- The entrepreneur must play an actively involved central role in the US business entity, playing a role in the direction, growth, and operations of the Company.
- The applicant must also own at least 10% of the US business at the time of application filing.
- The entrepreneur is exclusively permitted to work for the US entity under which he was granted parole status. Should the foreign entrepreneur resign from his position with the company or, for example, accept an immigrant visa-based employment position with another firm, then he or she must leave the US and re-enter under the new visa.
Because the EB-6 program is considered an employment-based program, there are 3 basic requirements that the employing start-up must meet in order for the foreign entrepreneur to qualify for employment-based parole with that entity:
- The US-based company must have been created within the five years immediately preceding the filing date of the alien’s initial parole application, hence the “Start-Up” name that is occasionally given to the program.
- The US Company must have been doing business since it was formed. This means that companies that were formed within the 5 year period that have not been doing business are ineligible, and
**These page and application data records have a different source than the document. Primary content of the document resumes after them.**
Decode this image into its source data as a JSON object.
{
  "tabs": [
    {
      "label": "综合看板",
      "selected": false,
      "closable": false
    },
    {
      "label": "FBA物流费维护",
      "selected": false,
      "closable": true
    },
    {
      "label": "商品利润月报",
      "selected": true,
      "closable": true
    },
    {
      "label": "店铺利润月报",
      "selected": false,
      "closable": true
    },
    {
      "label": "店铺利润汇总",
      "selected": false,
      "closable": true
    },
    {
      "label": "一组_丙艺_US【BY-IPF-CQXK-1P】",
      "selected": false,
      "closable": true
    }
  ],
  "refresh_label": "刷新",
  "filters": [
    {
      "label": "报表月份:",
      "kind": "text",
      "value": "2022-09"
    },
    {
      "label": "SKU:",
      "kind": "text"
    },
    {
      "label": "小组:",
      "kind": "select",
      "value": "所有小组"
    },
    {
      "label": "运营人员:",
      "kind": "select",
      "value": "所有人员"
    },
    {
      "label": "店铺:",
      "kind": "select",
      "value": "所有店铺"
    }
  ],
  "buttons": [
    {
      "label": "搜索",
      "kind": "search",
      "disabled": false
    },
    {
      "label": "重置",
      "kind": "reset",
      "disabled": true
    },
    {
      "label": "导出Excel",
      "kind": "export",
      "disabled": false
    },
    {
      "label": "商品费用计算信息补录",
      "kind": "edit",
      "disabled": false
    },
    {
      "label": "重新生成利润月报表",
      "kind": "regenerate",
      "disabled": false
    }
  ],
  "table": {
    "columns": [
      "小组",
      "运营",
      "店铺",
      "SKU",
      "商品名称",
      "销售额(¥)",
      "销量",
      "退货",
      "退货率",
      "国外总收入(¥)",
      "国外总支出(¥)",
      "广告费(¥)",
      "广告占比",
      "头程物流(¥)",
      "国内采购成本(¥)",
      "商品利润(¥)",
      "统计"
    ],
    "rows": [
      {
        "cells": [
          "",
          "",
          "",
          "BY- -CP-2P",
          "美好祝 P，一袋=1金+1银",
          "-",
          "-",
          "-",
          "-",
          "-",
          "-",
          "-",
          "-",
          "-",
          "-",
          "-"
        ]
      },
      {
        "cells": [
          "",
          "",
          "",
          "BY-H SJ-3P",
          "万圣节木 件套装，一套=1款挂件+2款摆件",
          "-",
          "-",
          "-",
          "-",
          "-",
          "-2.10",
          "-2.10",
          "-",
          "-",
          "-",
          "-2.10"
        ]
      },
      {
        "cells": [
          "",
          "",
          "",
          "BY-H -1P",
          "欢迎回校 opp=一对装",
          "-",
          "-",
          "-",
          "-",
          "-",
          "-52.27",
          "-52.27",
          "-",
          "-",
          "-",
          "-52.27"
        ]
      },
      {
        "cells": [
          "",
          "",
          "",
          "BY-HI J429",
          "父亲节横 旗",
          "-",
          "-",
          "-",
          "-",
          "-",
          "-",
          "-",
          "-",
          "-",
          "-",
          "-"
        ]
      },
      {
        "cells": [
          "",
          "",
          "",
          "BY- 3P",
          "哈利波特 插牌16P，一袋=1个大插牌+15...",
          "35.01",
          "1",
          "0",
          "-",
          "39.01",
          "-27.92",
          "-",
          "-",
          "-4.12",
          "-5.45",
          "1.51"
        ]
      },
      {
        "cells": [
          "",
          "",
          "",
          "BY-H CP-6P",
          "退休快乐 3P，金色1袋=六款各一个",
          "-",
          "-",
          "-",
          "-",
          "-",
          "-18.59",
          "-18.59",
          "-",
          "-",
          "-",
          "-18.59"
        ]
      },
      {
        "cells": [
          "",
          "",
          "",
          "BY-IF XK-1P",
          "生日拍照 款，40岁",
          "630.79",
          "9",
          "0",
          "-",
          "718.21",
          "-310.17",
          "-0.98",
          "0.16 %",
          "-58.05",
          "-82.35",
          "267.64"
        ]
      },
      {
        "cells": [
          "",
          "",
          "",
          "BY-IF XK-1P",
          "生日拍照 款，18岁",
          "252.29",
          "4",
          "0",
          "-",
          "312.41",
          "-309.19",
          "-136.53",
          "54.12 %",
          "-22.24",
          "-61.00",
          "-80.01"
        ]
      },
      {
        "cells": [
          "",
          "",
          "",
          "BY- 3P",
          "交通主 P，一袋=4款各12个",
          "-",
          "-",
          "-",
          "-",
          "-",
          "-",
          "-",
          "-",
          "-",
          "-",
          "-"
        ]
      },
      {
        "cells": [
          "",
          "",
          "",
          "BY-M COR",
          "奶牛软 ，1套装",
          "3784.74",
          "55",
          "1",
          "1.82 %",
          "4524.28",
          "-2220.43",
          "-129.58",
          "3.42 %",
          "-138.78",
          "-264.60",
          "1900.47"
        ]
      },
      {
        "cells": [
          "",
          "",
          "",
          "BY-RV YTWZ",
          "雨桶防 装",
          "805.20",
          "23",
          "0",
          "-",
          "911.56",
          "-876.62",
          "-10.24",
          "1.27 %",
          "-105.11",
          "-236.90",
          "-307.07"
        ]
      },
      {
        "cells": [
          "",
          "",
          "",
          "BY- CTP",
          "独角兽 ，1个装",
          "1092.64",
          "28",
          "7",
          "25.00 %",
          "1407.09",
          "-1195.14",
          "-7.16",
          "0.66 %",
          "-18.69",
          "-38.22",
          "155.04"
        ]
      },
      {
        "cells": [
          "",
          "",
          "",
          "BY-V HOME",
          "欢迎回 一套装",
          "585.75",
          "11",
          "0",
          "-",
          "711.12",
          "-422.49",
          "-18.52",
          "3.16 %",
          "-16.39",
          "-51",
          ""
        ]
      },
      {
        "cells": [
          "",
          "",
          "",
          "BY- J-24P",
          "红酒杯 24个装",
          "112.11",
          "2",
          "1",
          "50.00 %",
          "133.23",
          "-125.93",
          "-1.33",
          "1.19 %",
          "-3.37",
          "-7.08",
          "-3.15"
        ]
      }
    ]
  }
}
- The Company must be able to prove that it will benefit the US economy by demonstrating the possibility for rapid growth and job creation. It must also be able to sustain the applicant and his family, as they are required to maintain a household income greater than 400% of the federal poverty for their household.
- Each business can only have up to three entrepreneurs working on parole status at a time.
In addition to owning the business and demonstrating that it is capable of growth, applicants and the employing US entity must also meet certain financial requirements. While these financial requirements are on par with those typically expected from other visa programs, there are some specific requirements that are unique to the parole program.
First, there are two sources that are deemed acceptable under the parole program, each with its own minimum amount:
- Either, the business needs to have received a minimum qualified investment of at least $250,000 from one or more established U.S. investors within the 18 months prior to the filing of the application. This investment may be from venture capital firms, angel investors, or start-up accelerators that have a history of investing substantially into successful start-ups.
- Or, during the same 18 month period preceding the filing of the application, a qualifying business could alternatively have received at least $100,000 through one or more qualified government awards or grants from either Federal, State, or local government entities.
Once an initial parole application is approved, the entrepreneur is granted an initial period of parole of up to 30 months or two and a half years. This parole also extends to the applicant’s spouse and children, although children are not permitted to work during their stay in the United States. Spouses, however, can apply for work authorization, which, if approved, will be valid for the duration of the parole period.
Much like other traditional visa programs, entrepreneurs who have been granted parole can apply to extend or renew their parole with re-parol. Valid for an additional 30-month period, the role requirements mirror those of the initial filing, with all initial requirements still necessary, although ownership requirements are reduced to 5%.
However, the business entity must also have met at least one of the following additional criteria:
- During the applicant’s initial parole period, the US entity must have collected at least $500,000 in qualifying investments, qualified government grants or awards, or a combination of these types of funding.
- As with other employment-based visas, the primary focus of the program is to stimulate the economy by creating jobs to boost the local market. Therefore, the company needs to have created a minimum of five qualified jobs during the parole period.
- The company otherwise needs to prove that it has been capable of reaching its financial projections, demonstrating that it has reached at least $500,000 in annual revenue and revenue growth averaging a 20% increase.